Data records —
○ ○ ○ ○ ○ ○ ○

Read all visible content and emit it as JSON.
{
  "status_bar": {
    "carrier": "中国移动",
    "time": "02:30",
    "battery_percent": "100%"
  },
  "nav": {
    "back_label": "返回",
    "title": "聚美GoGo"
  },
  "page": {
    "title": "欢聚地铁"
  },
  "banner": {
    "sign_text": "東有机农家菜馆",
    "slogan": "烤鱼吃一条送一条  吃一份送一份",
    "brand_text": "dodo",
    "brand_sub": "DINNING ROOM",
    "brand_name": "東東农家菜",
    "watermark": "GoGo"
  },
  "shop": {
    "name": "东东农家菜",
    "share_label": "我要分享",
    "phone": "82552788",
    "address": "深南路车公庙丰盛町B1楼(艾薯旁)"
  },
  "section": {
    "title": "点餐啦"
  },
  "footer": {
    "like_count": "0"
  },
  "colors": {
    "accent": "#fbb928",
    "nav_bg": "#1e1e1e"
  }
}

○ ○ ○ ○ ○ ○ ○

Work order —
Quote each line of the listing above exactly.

Response area —
Read all visible content and emit it as JSON.
{
  "status_bar": {
    "carrier": "中国移动",
    "time": "02:30",
    "battery_percent": "100%"
  },
  "nav": {
    "back_label": "返回",
    "title": "聚美GoGo"
  },
  "page": {
    "title": "欢聚地铁"
  },
  "banner": {
    "sign_text": "東有机农家菜馆",
    "slogan": "烤鱼吃一条送一条  吃一份送一份",
    "brand_text": "dodo",
    "brand_sub": "DINNING ROOM",
    "brand_name": "東東农家菜",
    "watermark": "GoGo"
  },
  "shop": {
    "name": "东东农家菜",
    "share_label": "我要分享",
    "phone": "82552788",
    "address": "深南路车公庙丰盛町B1楼(艾薯旁)"
  },
  "section": {
    "title": "点餐啦"
  },
  "footer": {
    "like_count": "0"
  },
  "colors": {
    "accent": "#fbb928",
    "nav_bg": "#1e1e1e"
  }
}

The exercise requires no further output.